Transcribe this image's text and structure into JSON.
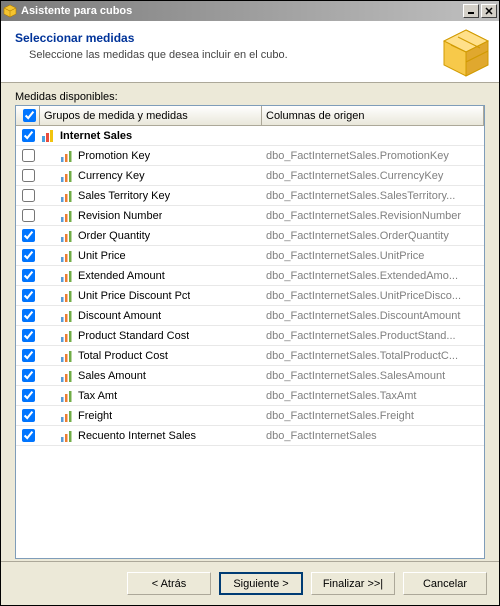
{
  "window": {
    "title": "Asistente para cubos"
  },
  "banner": {
    "heading": "Seleccionar medidas",
    "subtext": "Seleccione las medidas que desea incluir en el cubo."
  },
  "list_label": "Medidas disponibles:",
  "columns": {
    "name": "Grupos de medida y medidas",
    "source": "Columnas de origen"
  },
  "header_checked": true,
  "rows": [
    {
      "checked": true,
      "type": "group",
      "name": "Internet Sales",
      "source": ""
    },
    {
      "checked": false,
      "type": "measure",
      "name": "Promotion Key",
      "source": "dbo_FactInternetSales.PromotionKey"
    },
    {
      "checked": false,
      "type": "measure",
      "name": "Currency Key",
      "source": "dbo_FactInternetSales.CurrencyKey"
    },
    {
      "checked": false,
      "type": "measure",
      "name": "Sales Territory Key",
      "source": "dbo_FactInternetSales.SalesTerritory..."
    },
    {
      "checked": false,
      "type": "measure",
      "name": "Revision Number",
      "source": "dbo_FactInternetSales.RevisionNumber"
    },
    {
      "checked": true,
      "type": "measure",
      "name": "Order Quantity",
      "source": "dbo_FactInternetSales.OrderQuantity"
    },
    {
      "checked": true,
      "type": "measure",
      "name": "Unit Price",
      "source": "dbo_FactInternetSales.UnitPrice"
    },
    {
      "checked": true,
      "type": "measure",
      "name": "Extended Amount",
      "source": "dbo_FactInternetSales.ExtendedAmo..."
    },
    {
      "checked": true,
      "type": "measure",
      "name": "Unit Price Discount Pct",
      "source": "dbo_FactInternetSales.UnitPriceDisco..."
    },
    {
      "checked": true,
      "type": "measure",
      "name": "Discount Amount",
      "source": "dbo_FactInternetSales.DiscountAmount"
    },
    {
      "checked": true,
      "type": "measure",
      "name": "Product Standard Cost",
      "source": "dbo_FactInternetSales.ProductStand..."
    },
    {
      "checked": true,
      "type": "measure",
      "name": "Total Product Cost",
      "source": "dbo_FactInternetSales.TotalProductC..."
    },
    {
      "checked": true,
      "type": "measure",
      "name": "Sales Amount",
      "source": "dbo_FactInternetSales.SalesAmount"
    },
    {
      "checked": true,
      "type": "measure",
      "name": "Tax Amt",
      "source": "dbo_FactInternetSales.TaxAmt"
    },
    {
      "checked": true,
      "type": "measure",
      "name": "Freight",
      "source": "dbo_FactInternetSales.Freight"
    },
    {
      "checked": true,
      "type": "measure",
      "name": "Recuento Internet Sales",
      "source": "dbo_FactInternetSales"
    }
  ],
  "nav": {
    "back": "< Atrás",
    "next": "Siguiente >",
    "finish": "Finalizar >>|",
    "cancel": "Cancelar"
  },
  "icons": {
    "app": "cube-icon",
    "group": "measure-group-icon",
    "measure": "measure-icon"
  }
}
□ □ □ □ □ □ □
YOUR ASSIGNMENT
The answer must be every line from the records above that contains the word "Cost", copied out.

OUTPUT OF THE EXERCISE
      "name": "Product Standard Cost",
      "name": "Total Product Cost",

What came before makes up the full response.